__WHAT THE TASK REQUIRES__
Copy all lines below that use the word "Exfiltracion".

__EXTRACTED MATERIAL__
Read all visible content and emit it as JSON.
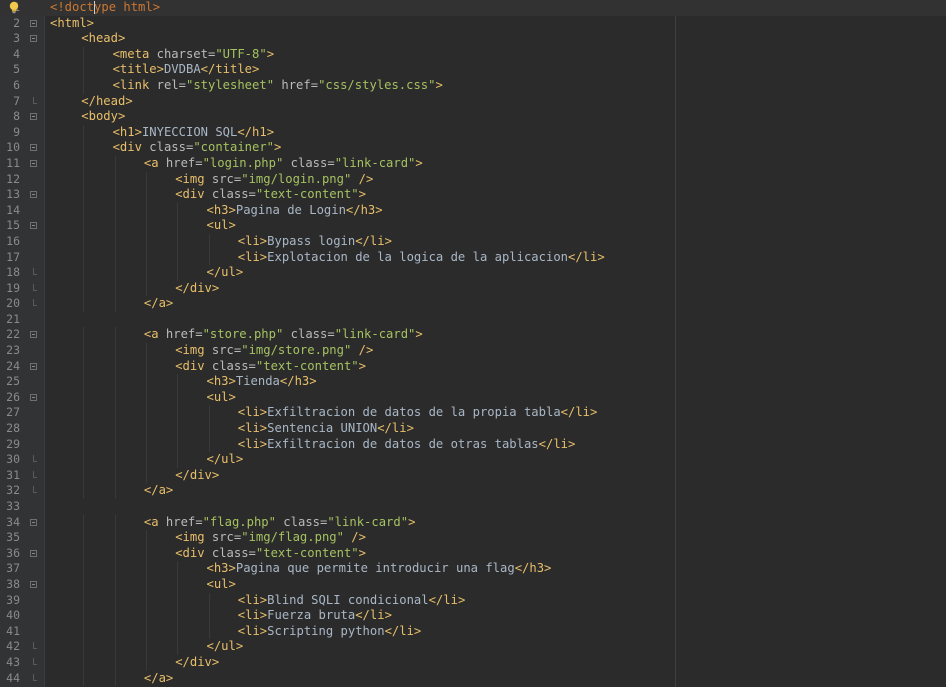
{
  "editor": {
    "language": "html",
    "colors": {
      "background": "#2b2b2b",
      "gutter": "#313335",
      "tag": "#e8bf6a",
      "attribute": "#bababa",
      "value": "#a5c261",
      "text": "#a9b7c6"
    },
    "intention_icon": "lightbulb-icon",
    "lines": [
      {
        "n": "1",
        "fold": "",
        "indent": 0,
        "current": true,
        "tokens": [
          [
            "doctype",
            "<!doct"
          ],
          [
            "caret",
            ""
          ],
          [
            "doctype",
            "ype html>"
          ]
        ]
      },
      {
        "n": "2",
        "fold": "open",
        "indent": 0,
        "tokens": [
          [
            "tag",
            "<html>"
          ]
        ]
      },
      {
        "n": "3",
        "fold": "open",
        "indent": 1,
        "tokens": [
          [
            "tag",
            "<head>"
          ]
        ]
      },
      {
        "n": "4",
        "fold": "",
        "indent": 2,
        "tokens": [
          [
            "tag",
            "<meta "
          ],
          [
            "attr",
            "charset="
          ],
          [
            "val",
            "\"UTF-8\""
          ],
          [
            "tag",
            ">"
          ]
        ]
      },
      {
        "n": "5",
        "fold": "",
        "indent": 2,
        "tokens": [
          [
            "tag",
            "<title>"
          ],
          [
            "text",
            "DVDBA"
          ],
          [
            "tag",
            "</title>"
          ]
        ]
      },
      {
        "n": "6",
        "fold": "",
        "indent": 2,
        "tokens": [
          [
            "tag",
            "<link "
          ],
          [
            "attr",
            "rel="
          ],
          [
            "val",
            "\"stylesheet\""
          ],
          [
            "attr",
            " href="
          ],
          [
            "val",
            "\"css/styles.css\""
          ],
          [
            "tag",
            ">"
          ]
        ]
      },
      {
        "n": "7",
        "fold": "end",
        "indent": 1,
        "tokens": [
          [
            "tag",
            "</head>"
          ]
        ]
      },
      {
        "n": "8",
        "fold": "open",
        "indent": 1,
        "tokens": [
          [
            "tag",
            "<body>"
          ]
        ]
      },
      {
        "n": "9",
        "fold": "",
        "indent": 2,
        "tokens": [
          [
            "tag",
            "<h1>"
          ],
          [
            "text",
            "INYECCION SQL"
          ],
          [
            "tag",
            "</h1>"
          ]
        ]
      },
      {
        "n": "10",
        "fold": "open",
        "indent": 2,
        "tokens": [
          [
            "tag",
            "<div "
          ],
          [
            "attr",
            "class="
          ],
          [
            "val",
            "\"container\""
          ],
          [
            "tag",
            ">"
          ]
        ]
      },
      {
        "n": "11",
        "fold": "open",
        "indent": 3,
        "tokens": [
          [
            "tag",
            "<a "
          ],
          [
            "attr",
            "href="
          ],
          [
            "val",
            "\"login.php\""
          ],
          [
            "attr",
            " class="
          ],
          [
            "val",
            "\"link-card\""
          ],
          [
            "tag",
            ">"
          ]
        ]
      },
      {
        "n": "12",
        "fold": "",
        "indent": 4,
        "tokens": [
          [
            "tag",
            "<img "
          ],
          [
            "attr",
            "src="
          ],
          [
            "val",
            "\"img/login.png\""
          ],
          [
            "tag",
            " />"
          ]
        ]
      },
      {
        "n": "13",
        "fold": "open",
        "indent": 4,
        "tokens": [
          [
            "tag",
            "<div "
          ],
          [
            "attr",
            "class="
          ],
          [
            "val",
            "\"text-content\""
          ],
          [
            "tag",
            ">"
          ]
        ]
      },
      {
        "n": "14",
        "fold": "",
        "indent": 5,
        "tokens": [
          [
            "tag",
            "<h3>"
          ],
          [
            "text",
            "Pagina de Login"
          ],
          [
            "tag",
            "</h3>"
          ]
        ]
      },
      {
        "n": "15",
        "fold": "open",
        "indent": 5,
        "tokens": [
          [
            "tag",
            "<ul>"
          ]
        ]
      },
      {
        "n": "16",
        "fold": "",
        "indent": 6,
        "tokens": [
          [
            "tag",
            "<li>"
          ],
          [
            "text",
            "Bypass login"
          ],
          [
            "tag",
            "</li>"
          ]
        ]
      },
      {
        "n": "17",
        "fold": "",
        "indent": 6,
        "tokens": [
          [
            "tag",
            "<li>"
          ],
          [
            "text",
            "Explotacion de la logica de la aplicacion"
          ],
          [
            "tag",
            "</li>"
          ]
        ]
      },
      {
        "n": "18",
        "fold": "end",
        "indent": 5,
        "tokens": [
          [
            "tag",
            "</ul>"
          ]
        ]
      },
      {
        "n": "19",
        "fold": "end",
        "indent": 4,
        "tokens": [
          [
            "tag",
            "</div>"
          ]
        ]
      },
      {
        "n": "20",
        "fold": "end",
        "indent": 3,
        "tokens": [
          [
            "tag",
            "</a>"
          ]
        ]
      },
      {
        "n": "21",
        "fold": "",
        "indent": 0,
        "tokens": []
      },
      {
        "n": "22",
        "fold": "open",
        "indent": 3,
        "tokens": [
          [
            "tag",
            "<a "
          ],
          [
            "attr",
            "href="
          ],
          [
            "val",
            "\"store.php\""
          ],
          [
            "attr",
            " class="
          ],
          [
            "val",
            "\"link-card\""
          ],
          [
            "tag",
            ">"
          ]
        ]
      },
      {
        "n": "23",
        "fold": "",
        "indent": 4,
        "tokens": [
          [
            "tag",
            "<img "
          ],
          [
            "attr",
            "src="
          ],
          [
            "val",
            "\"img/store.png\""
          ],
          [
            "tag",
            " />"
          ]
        ]
      },
      {
        "n": "24",
        "fold": "open",
        "indent": 4,
        "tokens": [
          [
            "tag",
            "<div "
          ],
          [
            "attr",
            "class="
          ],
          [
            "val",
            "\"text-content\""
          ],
          [
            "tag",
            ">"
          ]
        ]
      },
      {
        "n": "25",
        "fold": "",
        "indent": 5,
        "tokens": [
          [
            "tag",
            "<h3>"
          ],
          [
            "text",
            "Tienda"
          ],
          [
            "tag",
            "</h3>"
          ]
        ]
      },
      {
        "n": "26",
        "fold": "open",
        "indent": 5,
        "tokens": [
          [
            "tag",
            "<ul>"
          ]
        ]
      },
      {
        "n": "27",
        "fold": "",
        "indent": 6,
        "tokens": [
          [
            "tag",
            "<li>"
          ],
          [
            "text",
            "Exfiltracion de datos de la propia tabla"
          ],
          [
            "tag",
            "</li>"
          ]
        ]
      },
      {
        "n": "28",
        "fold": "",
        "indent": 6,
        "tokens": [
          [
            "tag",
            "<li>"
          ],
          [
            "text",
            "Sentencia UNION"
          ],
          [
            "tag",
            "</li>"
          ]
        ]
      },
      {
        "n": "29",
        "fold": "",
        "indent": 6,
        "tokens": [
          [
            "tag",
            "<li>"
          ],
          [
            "text",
            "Exfiltracion de datos de otras tablas"
          ],
          [
            "tag",
            "</li>"
          ]
        ]
      },
      {
        "n": "30",
        "fold": "end",
        "indent": 5,
        "tokens": [
          [
            "tag",
            "</ul>"
          ]
        ]
      },
      {
        "n": "31",
        "fold": "end",
        "indent": 4,
        "tokens": [
          [
            "tag",
            "</div>"
          ]
        ]
      },
      {
        "n": "32",
        "fold": "end",
        "indent": 3,
        "tokens": [
          [
            "tag",
            "</a>"
          ]
        ]
      },
      {
        "n": "33",
        "fold": "",
        "indent": 0,
        "tokens": []
      },
      {
        "n": "34",
        "fold": "open",
        "indent": 3,
        "tokens": [
          [
            "tag",
            "<a "
          ],
          [
            "attr",
            "href="
          ],
          [
            "val",
            "\"flag.php\""
          ],
          [
            "attr",
            " class="
          ],
          [
            "val",
            "\"link-card\""
          ],
          [
            "tag",
            ">"
          ]
        ]
      },
      {
        "n": "35",
        "fold": "",
        "indent": 4,
        "tokens": [
          [
            "tag",
            "<img "
          ],
          [
            "attr",
            "src="
          ],
          [
            "val",
            "\"img/flag.png\""
          ],
          [
            "tag",
            " />"
          ]
        ]
      },
      {
        "n": "36",
        "fold": "open",
        "indent": 4,
        "tokens": [
          [
            "tag",
            "<div "
          ],
          [
            "attr",
            "class="
          ],
          [
            "val",
            "\"text-content\""
          ],
          [
            "tag",
            ">"
          ]
        ]
      },
      {
        "n": "37",
        "fold": "",
        "indent": 5,
        "tokens": [
          [
            "tag",
            "<h3>"
          ],
          [
            "text",
            "Pagina que permite introducir una flag"
          ],
          [
            "tag",
            "</h3>"
          ]
        ]
      },
      {
        "n": "38",
        "fold": "open",
        "indent": 5,
        "tokens": [
          [
            "tag",
            "<ul>"
          ]
        ]
      },
      {
        "n": "39",
        "fold": "",
        "indent": 6,
        "tokens": [
          [
            "tag",
            "<li>"
          ],
          [
            "text",
            "Blind SQLI condicional"
          ],
          [
            "tag",
            "</li>"
          ]
        ]
      },
      {
        "n": "40",
        "fold": "",
        "indent": 6,
        "tokens": [
          [
            "tag",
            "<li>"
          ],
          [
            "text",
            "Fuerza bruta"
          ],
          [
            "tag",
            "</li>"
          ]
        ]
      },
      {
        "n": "41",
        "fold": "",
        "indent": 6,
        "tokens": [
          [
            "tag",
            "<li>"
          ],
          [
            "text",
            "Scripting python"
          ],
          [
            "tag",
            "</li>"
          ]
        ]
      },
      {
        "n": "42",
        "fold": "end",
        "indent": 5,
        "tokens": [
          [
            "tag",
            "</ul>"
          ]
        ]
      },
      {
        "n": "43",
        "fold": "end",
        "indent": 4,
        "tokens": [
          [
            "tag",
            "</div>"
          ]
        ]
      },
      {
        "n": "44",
        "fold": "end",
        "indent": 3,
        "tokens": [
          [
            "tag",
            "</a>"
          ]
        ]
      }
    ]
  }
}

__TASK ANSWER__
            "Exfiltracion de datos de la propia tabla"
            "Exfiltracion de datos de otras tablas"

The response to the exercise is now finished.